THE PROBLEM:
Using the records that follow, copy every line containing the word "structure".

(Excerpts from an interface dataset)
╔══
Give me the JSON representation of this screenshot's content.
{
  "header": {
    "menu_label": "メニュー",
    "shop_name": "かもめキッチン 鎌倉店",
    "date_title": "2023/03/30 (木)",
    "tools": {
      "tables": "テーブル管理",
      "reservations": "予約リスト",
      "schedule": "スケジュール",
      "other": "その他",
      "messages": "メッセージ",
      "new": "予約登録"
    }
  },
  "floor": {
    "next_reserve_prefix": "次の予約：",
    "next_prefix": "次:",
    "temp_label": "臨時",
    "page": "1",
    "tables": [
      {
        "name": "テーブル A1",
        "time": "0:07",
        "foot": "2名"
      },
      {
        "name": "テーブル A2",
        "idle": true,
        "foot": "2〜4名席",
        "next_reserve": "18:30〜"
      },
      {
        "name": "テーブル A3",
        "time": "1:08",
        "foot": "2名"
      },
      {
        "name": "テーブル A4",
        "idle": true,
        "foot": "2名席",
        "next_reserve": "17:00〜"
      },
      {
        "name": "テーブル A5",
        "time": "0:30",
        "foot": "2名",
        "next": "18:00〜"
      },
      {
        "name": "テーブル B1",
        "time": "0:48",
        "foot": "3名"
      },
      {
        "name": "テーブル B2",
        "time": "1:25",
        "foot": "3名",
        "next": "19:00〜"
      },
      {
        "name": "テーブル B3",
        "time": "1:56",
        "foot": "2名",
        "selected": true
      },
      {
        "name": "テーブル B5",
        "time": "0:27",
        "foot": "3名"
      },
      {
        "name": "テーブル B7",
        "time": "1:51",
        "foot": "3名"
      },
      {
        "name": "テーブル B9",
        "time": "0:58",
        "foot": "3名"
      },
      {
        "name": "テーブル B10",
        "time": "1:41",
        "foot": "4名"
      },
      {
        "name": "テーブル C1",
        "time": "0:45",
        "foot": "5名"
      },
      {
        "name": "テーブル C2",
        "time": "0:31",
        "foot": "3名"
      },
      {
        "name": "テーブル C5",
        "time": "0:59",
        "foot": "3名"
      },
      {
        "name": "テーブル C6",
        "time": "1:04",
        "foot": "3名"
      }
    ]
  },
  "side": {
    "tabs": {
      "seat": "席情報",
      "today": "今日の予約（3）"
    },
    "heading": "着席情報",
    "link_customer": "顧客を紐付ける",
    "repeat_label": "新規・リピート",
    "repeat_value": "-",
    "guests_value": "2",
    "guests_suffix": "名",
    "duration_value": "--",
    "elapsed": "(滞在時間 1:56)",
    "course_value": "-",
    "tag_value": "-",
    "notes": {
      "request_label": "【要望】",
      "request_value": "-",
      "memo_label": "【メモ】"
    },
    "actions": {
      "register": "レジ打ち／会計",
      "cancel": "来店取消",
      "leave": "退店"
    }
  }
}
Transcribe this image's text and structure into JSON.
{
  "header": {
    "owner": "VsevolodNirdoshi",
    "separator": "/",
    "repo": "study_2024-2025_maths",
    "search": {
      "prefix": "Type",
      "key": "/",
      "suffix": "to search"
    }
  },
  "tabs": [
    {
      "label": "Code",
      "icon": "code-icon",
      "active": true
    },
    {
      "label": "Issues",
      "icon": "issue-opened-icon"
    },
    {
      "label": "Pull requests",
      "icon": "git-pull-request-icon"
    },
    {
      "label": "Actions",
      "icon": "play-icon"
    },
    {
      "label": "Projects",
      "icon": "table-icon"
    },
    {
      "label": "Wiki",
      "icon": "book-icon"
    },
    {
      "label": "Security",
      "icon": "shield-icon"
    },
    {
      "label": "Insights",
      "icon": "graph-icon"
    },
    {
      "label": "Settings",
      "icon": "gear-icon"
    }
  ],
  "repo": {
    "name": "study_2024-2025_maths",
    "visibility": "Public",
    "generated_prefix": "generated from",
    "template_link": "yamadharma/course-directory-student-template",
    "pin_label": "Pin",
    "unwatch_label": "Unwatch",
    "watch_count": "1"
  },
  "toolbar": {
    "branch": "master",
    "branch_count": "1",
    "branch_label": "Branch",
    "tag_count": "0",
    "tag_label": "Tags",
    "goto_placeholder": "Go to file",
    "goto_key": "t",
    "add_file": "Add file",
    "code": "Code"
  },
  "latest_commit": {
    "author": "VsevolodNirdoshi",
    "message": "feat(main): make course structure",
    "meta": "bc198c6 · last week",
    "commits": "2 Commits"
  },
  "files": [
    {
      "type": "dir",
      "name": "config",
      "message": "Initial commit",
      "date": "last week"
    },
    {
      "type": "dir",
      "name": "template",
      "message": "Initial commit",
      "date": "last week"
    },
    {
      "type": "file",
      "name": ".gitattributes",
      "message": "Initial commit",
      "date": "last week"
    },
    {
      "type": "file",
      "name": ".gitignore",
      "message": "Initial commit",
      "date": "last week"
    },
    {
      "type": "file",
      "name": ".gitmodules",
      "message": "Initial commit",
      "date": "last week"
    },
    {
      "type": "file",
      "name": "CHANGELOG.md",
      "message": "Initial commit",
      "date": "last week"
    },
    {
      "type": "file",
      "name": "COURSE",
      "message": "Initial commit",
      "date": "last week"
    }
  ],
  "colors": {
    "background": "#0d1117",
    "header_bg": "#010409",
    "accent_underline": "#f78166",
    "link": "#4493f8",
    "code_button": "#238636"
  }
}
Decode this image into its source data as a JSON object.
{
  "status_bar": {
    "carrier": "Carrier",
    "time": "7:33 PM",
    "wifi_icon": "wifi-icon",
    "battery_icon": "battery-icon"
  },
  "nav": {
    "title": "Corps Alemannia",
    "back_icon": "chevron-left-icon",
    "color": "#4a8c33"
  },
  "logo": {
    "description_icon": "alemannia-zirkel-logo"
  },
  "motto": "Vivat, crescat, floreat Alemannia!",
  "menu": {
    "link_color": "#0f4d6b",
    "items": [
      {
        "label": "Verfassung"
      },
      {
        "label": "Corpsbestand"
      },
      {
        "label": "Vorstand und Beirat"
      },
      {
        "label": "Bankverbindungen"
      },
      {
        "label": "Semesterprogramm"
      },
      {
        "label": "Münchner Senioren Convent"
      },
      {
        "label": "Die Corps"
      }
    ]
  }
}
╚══
SOLUTION FOR THIS PROBLEM:
Transcribe this image's text and structure into JSON.
    "message": "feat(main): make course structure",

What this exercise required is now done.